**Work task:**
Please give back the listing below word for word, without the images.

**Supplied material:**
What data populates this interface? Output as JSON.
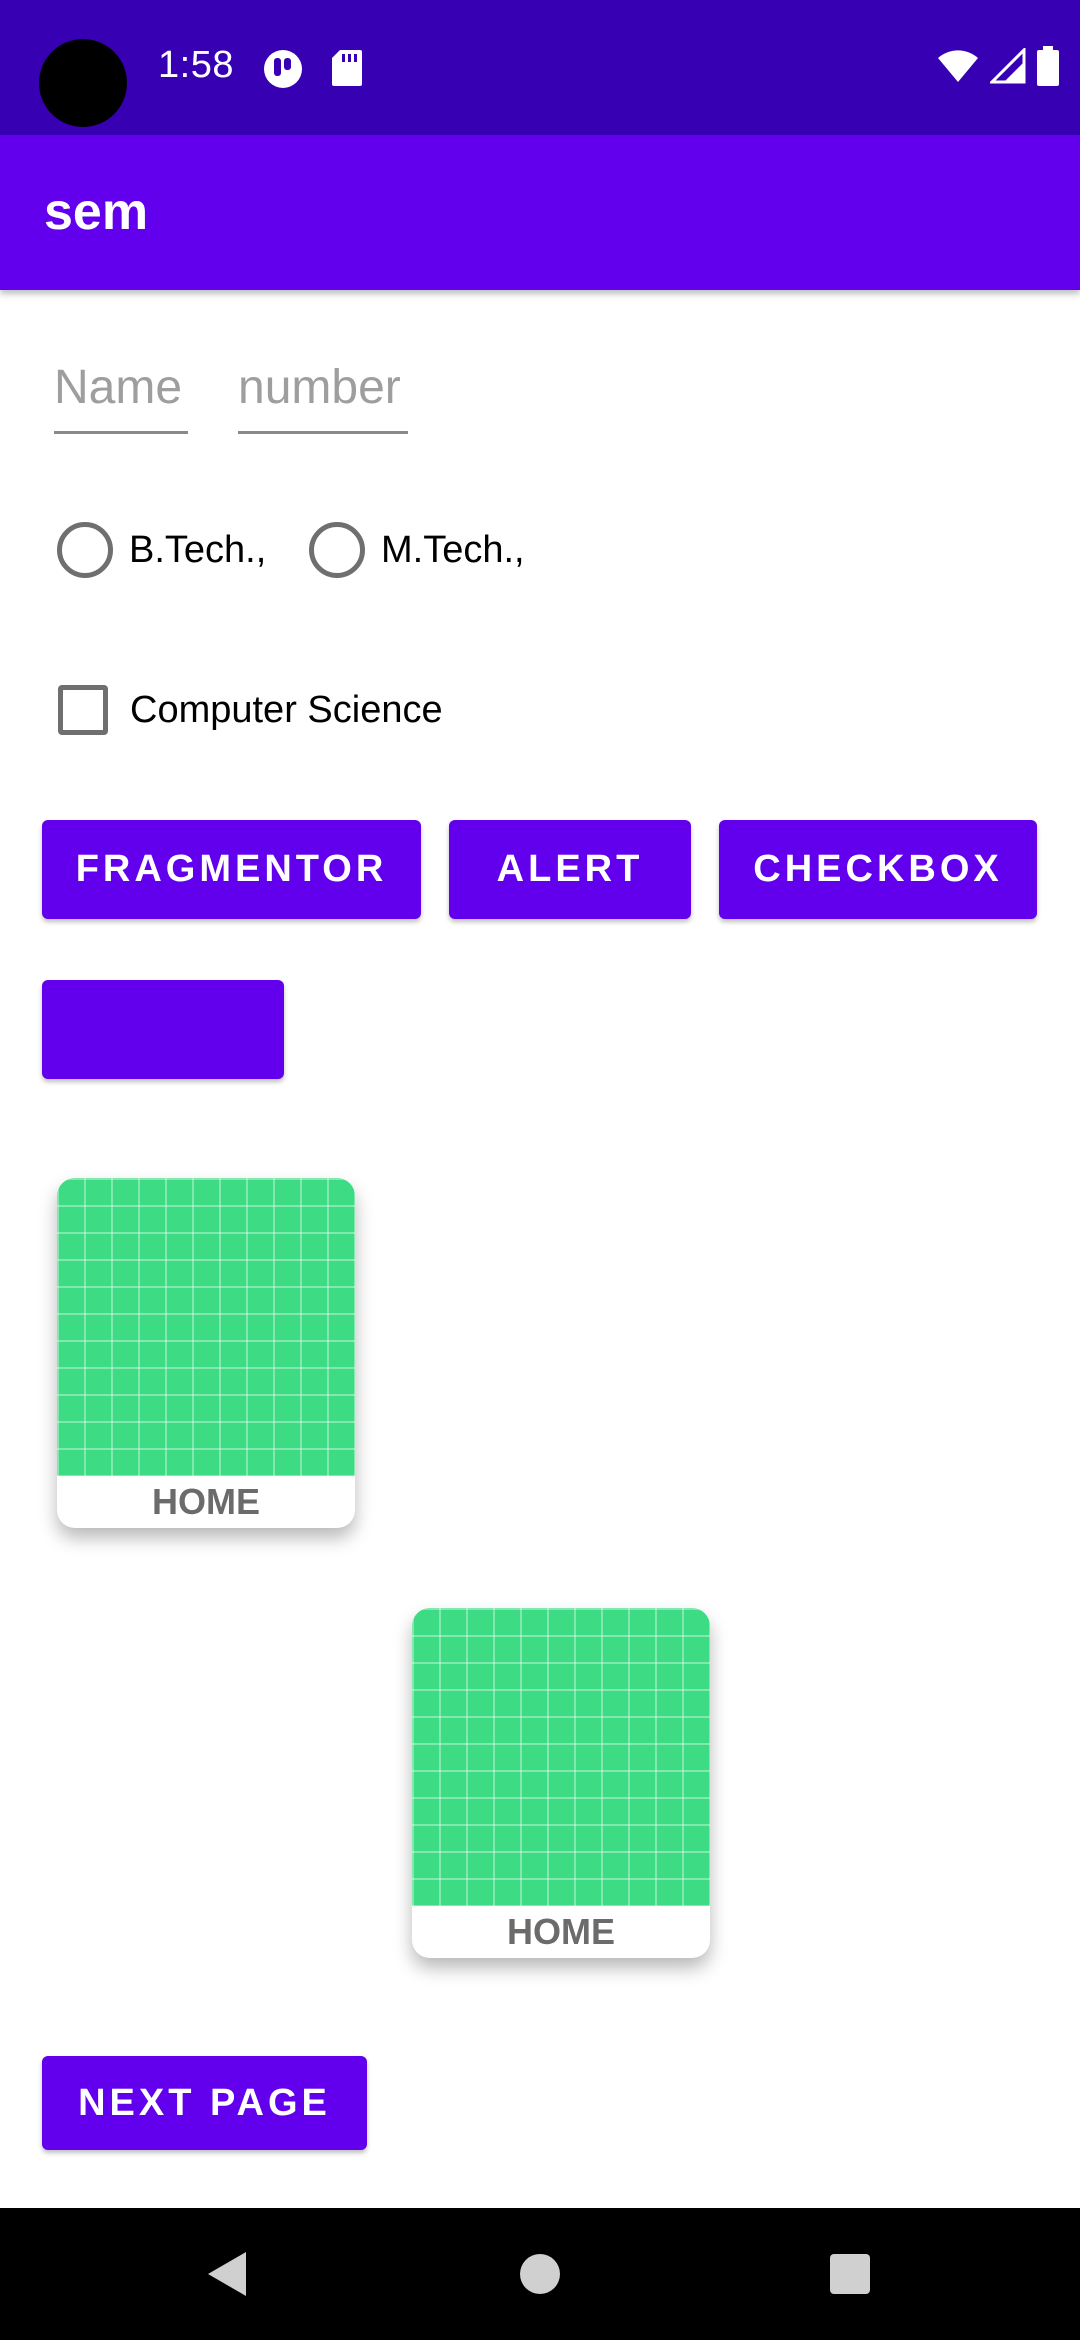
{
  "status_bar": {
    "time": "1:58"
  },
  "app_bar": {
    "title": "sem"
  },
  "inputs": {
    "name_placeholder": "Name",
    "number_placeholder": "number"
  },
  "radios": [
    {
      "label": "B.Tech.,"
    },
    {
      "label": "M.Tech.,"
    }
  ],
  "checkbox": {
    "label": "Computer Science",
    "checked": false
  },
  "buttons": {
    "fragmentor": "FRAGMENTOR",
    "alert": "ALERT",
    "checkbox": "CHECKBOX",
    "blank": "",
    "next_page": "NEXT PAGE"
  },
  "cards": [
    {
      "label": "HOME"
    },
    {
      "label": "HOME"
    }
  ],
  "colors": {
    "primary": "#6200EE",
    "primary_dark": "#3700B3",
    "android_green": "#3DDC84"
  }
}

**Task output:**
What data populates this interface? Output as JSON.
{
  "status_bar": {
    "time": "1:58"
  },
  "app_bar": {
    "title": "sem"
  },
  "inputs": {
    "name_placeholder": "Name",
    "number_placeholder": "number"
  },
  "radios": [
    {
      "label": "B.Tech.,"
    },
    {
      "label": "M.Tech.,"
    }
  ],
  "checkbox": {
    "label": "Computer Science",
    "checked": false
  },
  "buttons": {
    "fragmentor": "FRAGMENTOR",
    "alert": "ALERT",
    "checkbox": "CHECKBOX",
    "blank": "",
    "next_page": "NEXT PAGE"
  },
  "cards": [
    {
      "label": "HOME"
    },
    {
      "label": "HOME"
    }
  ],
  "colors": {
    "primary": "#6200EE",
    "primary_dark": "#3700B3",
    "android_green": "#3DDC84"
  }
}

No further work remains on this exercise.